By Cassie Kreider
Cynthia Lonergan, a history teacher at Penn Manor High School, ran for State Representative of the 41st district, but as of February 18, she is no longer in the race.
Lonergan withdrew from the race during a meeting of Lancaster County Republicans intended to select a candidate to receive the party’s endorsement.
Lonergan was running against Brett Miller, an East Hempfield Town Supervisor. The seat for the 41st district representative was occupied before by state Rep. Ryan Aument, who is now running to replace outgoing Sen. Mike Brubaker.
Lonergan decided to run after she was selected to represent the United States at an international governing seminar last summer. She traveled to Honolulu, Hawaii, then to Seoul, South Korea and Beijing, China, in two weeks.
Meeting with leaders from other countries inspired her.
“I joined representatives from 10 other countries to discuss problems and most importantly, solutions to issues like health care, economic development, public pensions, poverty, housing, education and fiscal impacts on social changes,” said Lonergan on her international trip. “Many of the problems we face are not unique to the world and it is incredibly beneficial to have a global network of knowledge to work together, combine ideas and find solutions.”
In addition to her international work, Lonergan is involved in local politics.
Lonergan was the campaign manager for the re-election of Lancaster County Commissioners Scott Martin and Dennis Stuckey in 2011. She said she’s always been in a supportive role, helping others run for offices and seats.
A straw poll, or a poll to figure out which person a party is most likely to endorse, took place on Monday, January 20. Lonergan received six votes and her opponent, Miller, received 42 votes.
Lonergan said that without the endorsement from her party, she was not going to run.
Lonergan said from the beginning her chances of receiving the endorsement were almost nonexistent but that the feedback she has received from the community is very positive. She’s received phone calls and emails encouraging her to “stick with it,” and informing her that it took some of the best politicians years before they were elected.

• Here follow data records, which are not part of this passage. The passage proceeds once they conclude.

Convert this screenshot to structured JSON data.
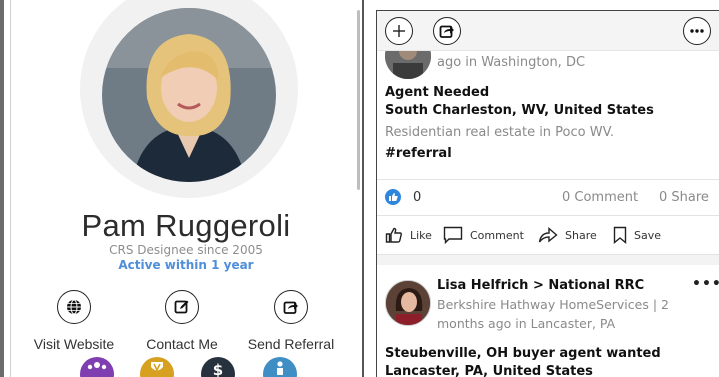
{
  "profile": {
    "name": "Pam Ruggeroli",
    "designation": "CRS Designee since 2005",
    "activity": "Active within 1 year",
    "actions": {
      "website": "Visit Website",
      "contact": "Contact Me",
      "referral": "Send Referral"
    },
    "badge_icons": [
      "group-icon",
      "shield-v-icon",
      "dollar-icon",
      "podium-person-icon"
    ],
    "colors": {
      "active": "#4f8ed9",
      "badge1": "#7f3fb0",
      "badge2": "#d8a021",
      "badge3": "#27323f",
      "badge4": "#3f8ec4"
    }
  },
  "feed": {
    "toolbar_icons": [
      "add-icon",
      "share-icon",
      "more-icon"
    ],
    "post1": {
      "meta": "ago in Washington, DC",
      "title": "Agent Needed",
      "location": "South Charleston, WV, United States",
      "description": "Residentian real estate in Poco WV.",
      "tag": "#referral",
      "likes": "0",
      "comments": "0 Comment",
      "shares": "0 Share"
    },
    "action_labels": {
      "like": "Like",
      "comment": "Comment",
      "share": "Share",
      "save": "Save"
    },
    "post2": {
      "author": "Lisa Helfrich > National RRC",
      "meta_line1": "Berkshire Hathway HomeServices | 2",
      "meta_line2": "months ago in Lancaster, PA",
      "more": "•••",
      "title": "Steubenville, OH buyer agent wanted",
      "location": "Lancaster, PA, United States"
    },
    "colors": {
      "like_blue": "#2e86de"
    }
  }
}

“It’s political suicide to run without an endorsement,” said Lonergan. “It’s best to respect the endorsement.” She also explained that it is hard to raise money for your campaign if you have no endorsement.
She has no plans in the near future of running again and said it all depends on the timing.

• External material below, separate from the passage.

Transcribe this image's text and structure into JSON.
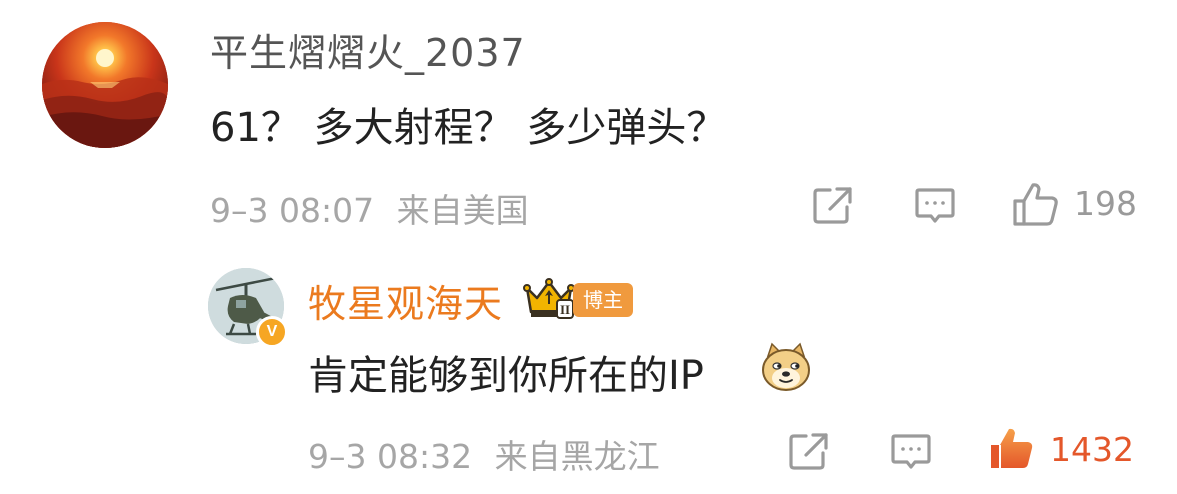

Lonergan concluded with some words of wisdom for Penn Manor students.
“Nowadays with all the social media sites, everyone’s willing to speak their ideas and opinions, but no one is willing to do anything about them,” said Lonergan. “Go beyond that, don’t just talk, act. Take advantage of the opportunities that come your way, even if they’re unexpected.”